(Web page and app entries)

>>

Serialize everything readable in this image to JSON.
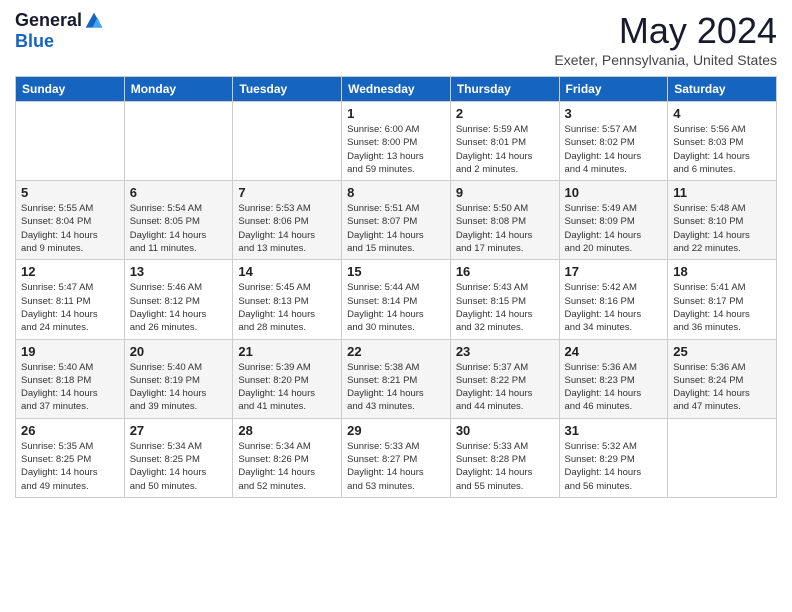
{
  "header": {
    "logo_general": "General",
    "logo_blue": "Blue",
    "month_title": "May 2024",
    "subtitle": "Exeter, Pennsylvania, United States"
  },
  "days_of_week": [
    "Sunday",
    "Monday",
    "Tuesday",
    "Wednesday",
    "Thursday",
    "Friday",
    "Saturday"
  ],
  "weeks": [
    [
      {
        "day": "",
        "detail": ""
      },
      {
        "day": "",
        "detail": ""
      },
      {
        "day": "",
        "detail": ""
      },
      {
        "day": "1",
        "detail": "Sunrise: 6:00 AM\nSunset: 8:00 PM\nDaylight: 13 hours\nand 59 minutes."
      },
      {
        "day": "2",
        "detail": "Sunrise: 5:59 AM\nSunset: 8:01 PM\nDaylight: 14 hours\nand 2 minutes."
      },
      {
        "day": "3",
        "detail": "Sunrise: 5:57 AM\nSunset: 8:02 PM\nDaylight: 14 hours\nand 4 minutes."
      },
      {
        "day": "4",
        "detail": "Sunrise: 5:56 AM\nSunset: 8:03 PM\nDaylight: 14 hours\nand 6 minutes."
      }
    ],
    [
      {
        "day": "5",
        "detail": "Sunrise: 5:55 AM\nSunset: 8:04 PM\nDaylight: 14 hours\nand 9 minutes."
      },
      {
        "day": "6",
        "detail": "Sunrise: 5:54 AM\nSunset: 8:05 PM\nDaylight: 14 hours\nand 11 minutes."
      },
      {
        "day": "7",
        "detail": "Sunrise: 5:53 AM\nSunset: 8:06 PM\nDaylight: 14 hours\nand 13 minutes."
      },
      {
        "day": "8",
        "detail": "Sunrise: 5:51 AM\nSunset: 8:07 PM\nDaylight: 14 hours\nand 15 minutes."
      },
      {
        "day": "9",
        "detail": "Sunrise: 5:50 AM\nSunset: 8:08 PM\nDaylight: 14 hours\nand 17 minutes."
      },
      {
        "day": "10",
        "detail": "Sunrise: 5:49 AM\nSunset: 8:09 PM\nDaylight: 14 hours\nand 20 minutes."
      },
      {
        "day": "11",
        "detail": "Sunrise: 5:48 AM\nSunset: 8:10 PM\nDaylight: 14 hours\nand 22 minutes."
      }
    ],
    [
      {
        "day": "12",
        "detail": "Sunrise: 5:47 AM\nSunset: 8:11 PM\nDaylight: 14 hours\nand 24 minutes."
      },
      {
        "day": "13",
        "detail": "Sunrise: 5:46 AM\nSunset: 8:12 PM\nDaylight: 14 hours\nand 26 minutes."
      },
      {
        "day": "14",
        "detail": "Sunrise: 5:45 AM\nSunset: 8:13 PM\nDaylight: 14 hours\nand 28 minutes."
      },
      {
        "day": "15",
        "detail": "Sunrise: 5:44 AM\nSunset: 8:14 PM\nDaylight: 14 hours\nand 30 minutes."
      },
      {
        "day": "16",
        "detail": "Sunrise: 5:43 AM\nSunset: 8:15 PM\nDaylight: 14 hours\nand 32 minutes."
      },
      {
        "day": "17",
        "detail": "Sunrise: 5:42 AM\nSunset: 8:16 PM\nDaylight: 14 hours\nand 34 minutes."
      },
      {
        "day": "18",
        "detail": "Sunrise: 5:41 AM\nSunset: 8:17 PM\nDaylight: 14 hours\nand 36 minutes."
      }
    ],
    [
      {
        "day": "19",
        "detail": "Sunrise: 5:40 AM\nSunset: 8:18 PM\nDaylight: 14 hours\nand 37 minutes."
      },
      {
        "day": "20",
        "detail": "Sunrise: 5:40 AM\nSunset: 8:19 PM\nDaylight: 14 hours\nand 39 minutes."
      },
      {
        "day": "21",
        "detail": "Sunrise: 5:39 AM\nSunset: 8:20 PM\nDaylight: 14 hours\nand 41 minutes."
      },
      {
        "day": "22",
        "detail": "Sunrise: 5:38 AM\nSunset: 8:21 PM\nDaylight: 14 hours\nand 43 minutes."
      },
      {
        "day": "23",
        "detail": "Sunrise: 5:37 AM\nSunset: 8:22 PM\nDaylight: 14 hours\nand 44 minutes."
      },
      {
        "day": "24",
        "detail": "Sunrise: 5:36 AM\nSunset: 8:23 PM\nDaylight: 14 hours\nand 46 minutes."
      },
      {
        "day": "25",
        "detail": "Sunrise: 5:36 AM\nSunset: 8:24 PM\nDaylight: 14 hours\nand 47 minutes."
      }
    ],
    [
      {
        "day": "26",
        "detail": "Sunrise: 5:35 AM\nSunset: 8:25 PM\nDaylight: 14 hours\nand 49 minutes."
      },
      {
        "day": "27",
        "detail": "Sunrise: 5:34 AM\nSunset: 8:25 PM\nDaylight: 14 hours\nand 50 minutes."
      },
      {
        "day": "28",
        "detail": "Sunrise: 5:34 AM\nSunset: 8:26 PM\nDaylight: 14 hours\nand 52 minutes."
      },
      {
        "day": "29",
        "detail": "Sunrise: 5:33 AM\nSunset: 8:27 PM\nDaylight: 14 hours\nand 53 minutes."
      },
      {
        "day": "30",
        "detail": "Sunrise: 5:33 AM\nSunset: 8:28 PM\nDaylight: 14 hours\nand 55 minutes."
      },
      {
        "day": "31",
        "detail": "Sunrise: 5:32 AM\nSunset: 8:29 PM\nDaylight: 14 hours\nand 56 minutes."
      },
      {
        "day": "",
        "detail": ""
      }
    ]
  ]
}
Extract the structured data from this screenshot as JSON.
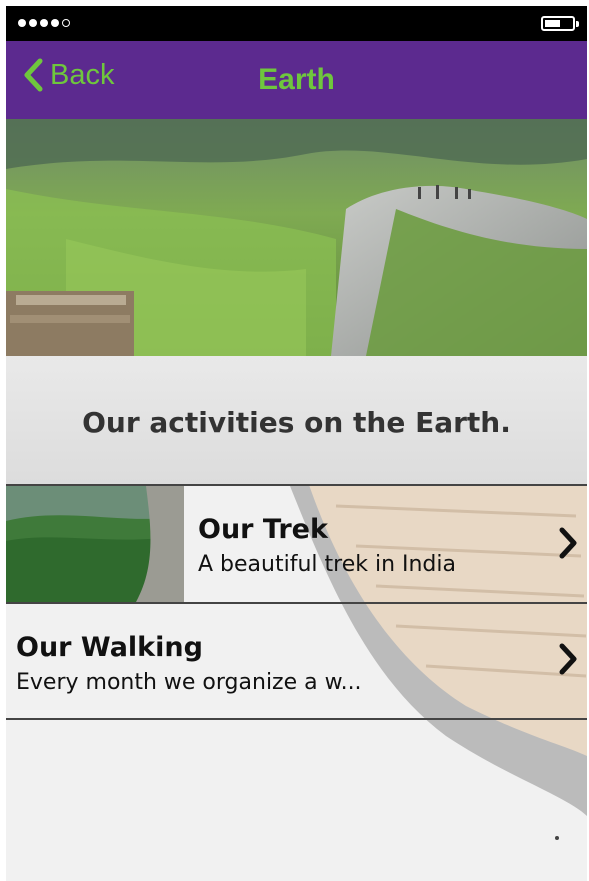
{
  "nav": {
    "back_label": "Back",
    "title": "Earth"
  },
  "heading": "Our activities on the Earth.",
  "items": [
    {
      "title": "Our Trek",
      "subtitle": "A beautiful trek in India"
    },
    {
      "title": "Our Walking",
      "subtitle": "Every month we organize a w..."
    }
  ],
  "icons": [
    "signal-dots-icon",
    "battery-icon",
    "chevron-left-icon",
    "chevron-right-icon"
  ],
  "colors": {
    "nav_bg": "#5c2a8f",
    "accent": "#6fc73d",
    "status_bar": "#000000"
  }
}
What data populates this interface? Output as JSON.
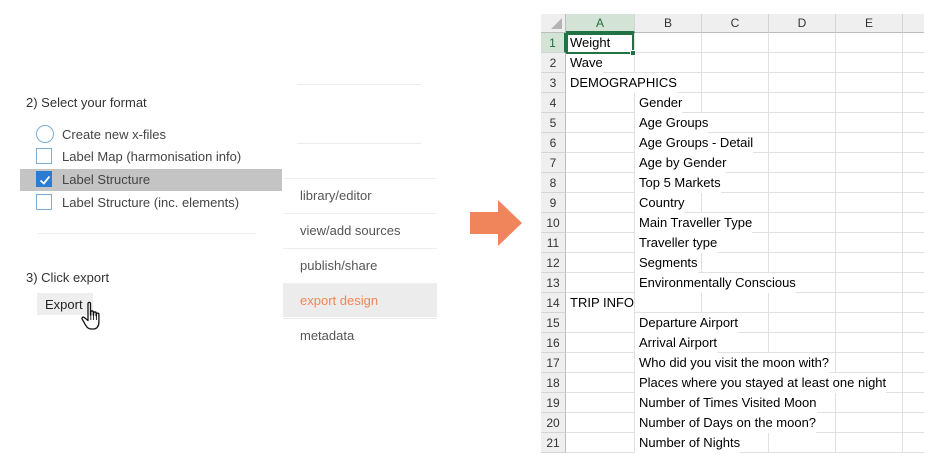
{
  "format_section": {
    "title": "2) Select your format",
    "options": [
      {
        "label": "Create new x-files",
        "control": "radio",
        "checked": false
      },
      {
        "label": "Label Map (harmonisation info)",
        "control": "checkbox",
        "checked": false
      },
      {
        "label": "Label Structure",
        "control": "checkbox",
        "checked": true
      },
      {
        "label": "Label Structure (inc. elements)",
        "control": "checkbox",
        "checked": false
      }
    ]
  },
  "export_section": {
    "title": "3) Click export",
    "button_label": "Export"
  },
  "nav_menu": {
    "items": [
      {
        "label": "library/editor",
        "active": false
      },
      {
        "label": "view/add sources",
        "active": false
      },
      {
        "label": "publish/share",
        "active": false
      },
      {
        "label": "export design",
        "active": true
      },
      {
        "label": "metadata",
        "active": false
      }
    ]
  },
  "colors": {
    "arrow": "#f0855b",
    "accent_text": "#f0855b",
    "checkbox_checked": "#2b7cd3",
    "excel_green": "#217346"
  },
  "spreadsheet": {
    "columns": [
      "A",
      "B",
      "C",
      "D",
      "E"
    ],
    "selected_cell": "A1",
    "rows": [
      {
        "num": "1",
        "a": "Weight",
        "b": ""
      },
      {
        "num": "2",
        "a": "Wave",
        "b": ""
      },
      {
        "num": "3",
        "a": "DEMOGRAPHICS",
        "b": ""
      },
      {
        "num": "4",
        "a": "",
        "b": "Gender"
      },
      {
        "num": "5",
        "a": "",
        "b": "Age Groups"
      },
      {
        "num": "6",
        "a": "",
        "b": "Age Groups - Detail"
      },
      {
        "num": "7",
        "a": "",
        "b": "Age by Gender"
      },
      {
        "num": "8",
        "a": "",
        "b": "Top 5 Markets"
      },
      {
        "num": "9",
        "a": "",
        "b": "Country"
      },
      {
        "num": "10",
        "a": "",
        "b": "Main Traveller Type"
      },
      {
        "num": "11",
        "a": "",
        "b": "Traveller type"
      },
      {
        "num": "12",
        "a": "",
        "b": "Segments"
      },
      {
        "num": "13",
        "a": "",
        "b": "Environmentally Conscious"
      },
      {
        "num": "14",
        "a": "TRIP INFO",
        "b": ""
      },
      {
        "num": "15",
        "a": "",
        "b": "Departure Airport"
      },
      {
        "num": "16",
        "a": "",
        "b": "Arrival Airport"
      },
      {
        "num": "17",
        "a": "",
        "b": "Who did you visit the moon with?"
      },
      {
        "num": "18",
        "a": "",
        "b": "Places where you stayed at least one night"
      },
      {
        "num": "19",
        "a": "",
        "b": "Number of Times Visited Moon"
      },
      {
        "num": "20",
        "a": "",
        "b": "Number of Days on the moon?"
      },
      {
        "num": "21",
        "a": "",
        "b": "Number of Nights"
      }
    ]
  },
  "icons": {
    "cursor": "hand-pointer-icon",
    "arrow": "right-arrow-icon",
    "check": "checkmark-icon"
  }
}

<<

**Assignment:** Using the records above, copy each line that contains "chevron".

**Reply:**
    "chevron-left-icon",
    "chevron-right-icon"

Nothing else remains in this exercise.